◆ App and web page records ◆
----------------------------------------

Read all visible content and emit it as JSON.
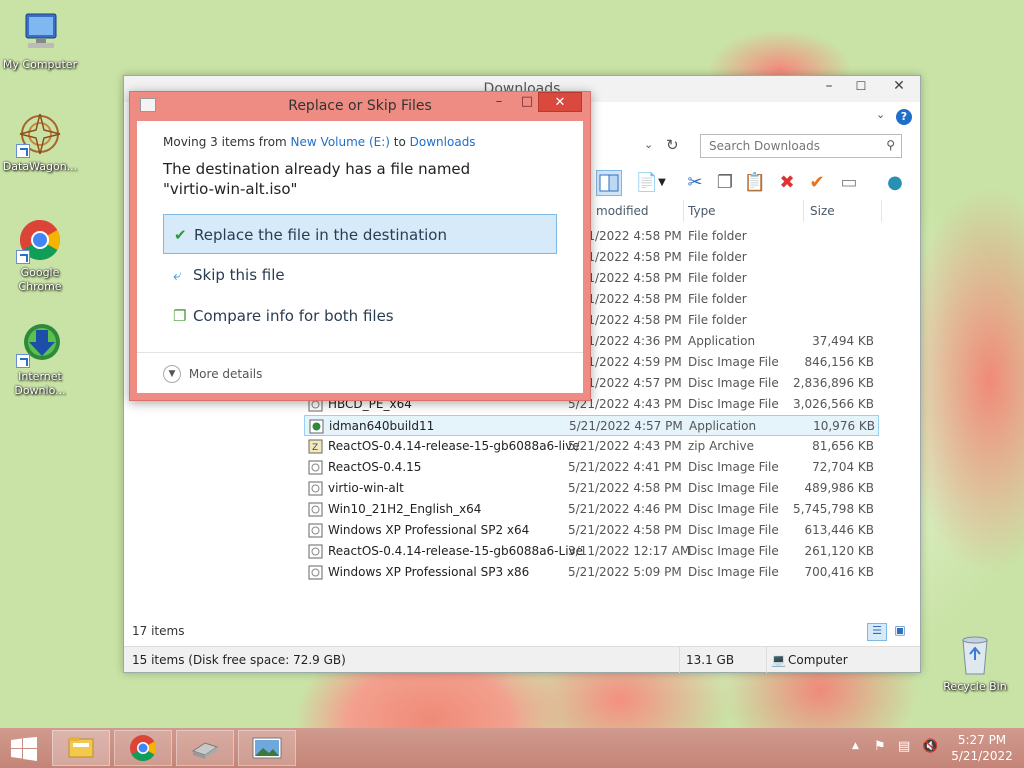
{
  "desktop": {
    "icons": [
      {
        "label": "My Computer"
      },
      {
        "label": "DataWagon..."
      },
      {
        "label": "Google Chrome"
      },
      {
        "label": "Internet Downlo..."
      },
      {
        "label": "Recycle Bin"
      }
    ]
  },
  "explorer": {
    "title": "Downloads",
    "search_placeholder": "Search Downloads",
    "columns": {
      "date": "modified",
      "type": "Type",
      "size": "Size"
    },
    "rows": [
      {
        "name": "",
        "date": "5/21/2022 4:58 PM",
        "type": "File folder",
        "size": ""
      },
      {
        "name": "",
        "date": "5/21/2022 4:58 PM",
        "type": "File folder",
        "size": ""
      },
      {
        "name": "",
        "date": "5/21/2022 4:58 PM",
        "type": "File folder",
        "size": ""
      },
      {
        "name": "",
        "date": "5/21/2022 4:58 PM",
        "type": "File folder",
        "size": ""
      },
      {
        "name": "",
        "date": "5/21/2022 4:58 PM",
        "type": "File folder",
        "size": ""
      },
      {
        "name": "",
        "date": "5/21/2022 4:36 PM",
        "type": "Application",
        "size": "37,494 KB"
      },
      {
        "name": "",
        "date": "5/21/2022 4:59 PM",
        "type": "Disc Image File",
        "size": "846,156 KB"
      },
      {
        "name": "",
        "date": "5/21/2022 4:57 PM",
        "type": "Disc Image File",
        "size": "2,836,896 KB"
      },
      {
        "name": "HBCD_PE_x64",
        "date": "5/21/2022 4:43 PM",
        "type": "Disc Image File",
        "size": "3,026,566 KB"
      },
      {
        "name": "idman640build11",
        "date": "5/21/2022 4:57 PM",
        "type": "Application",
        "size": "10,976 KB"
      },
      {
        "name": "ReactOS-0.4.14-release-15-gb6088a6-live",
        "date": "5/21/2022 4:43 PM",
        "type": "zip Archive",
        "size": "81,656 KB"
      },
      {
        "name": "ReactOS-0.4.15",
        "date": "5/21/2022 4:41 PM",
        "type": "Disc Image File",
        "size": "72,704 KB"
      },
      {
        "name": "virtio-win-alt",
        "date": "5/21/2022 4:58 PM",
        "type": "Disc Image File",
        "size": "489,986 KB"
      },
      {
        "name": "Win10_21H2_English_x64",
        "date": "5/21/2022 4:46 PM",
        "type": "Disc Image File",
        "size": "5,745,798 KB"
      },
      {
        "name": "Windows XP Professional SP2 x64",
        "date": "5/21/2022 4:58 PM",
        "type": "Disc Image File",
        "size": "613,446 KB"
      },
      {
        "name": "ReactOS-0.4.14-release-15-gb6088a6-Live",
        "date": "3/11/2022 12:17 AM",
        "type": "Disc Image File",
        "size": "261,120 KB"
      },
      {
        "name": "Windows XP Professional SP3 x86",
        "date": "5/21/2022 5:09 PM",
        "type": "Disc Image File",
        "size": "700,416 KB"
      }
    ],
    "item_count": "17 items",
    "status_left": "15 items (Disk free space: 72.9 GB)",
    "status_size": "13.1 GB",
    "status_location": "Computer"
  },
  "dialog": {
    "title": "Replace or Skip Files",
    "moving_prefix": "Moving 3 items from ",
    "source": "New Volume (E:)",
    "moving_mid": " to ",
    "destination": "Downloads",
    "message_line1": "The destination already has a file named",
    "message_line2": "\"virtio-win-alt.iso\"",
    "option_replace": "Replace the file in the destination",
    "option_skip": "Skip this file",
    "option_compare": "Compare info for both files",
    "more_details": "More details"
  },
  "taskbar": {
    "time": "5:27 PM",
    "date": "5/21/2022"
  }
}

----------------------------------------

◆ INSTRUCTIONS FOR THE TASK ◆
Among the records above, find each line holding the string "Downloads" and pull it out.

◆ YOUR RESPONSE ◆
    "title": "Downloads",
    "search_placeholder": "Search Downloads",
    "destination": "Downloads",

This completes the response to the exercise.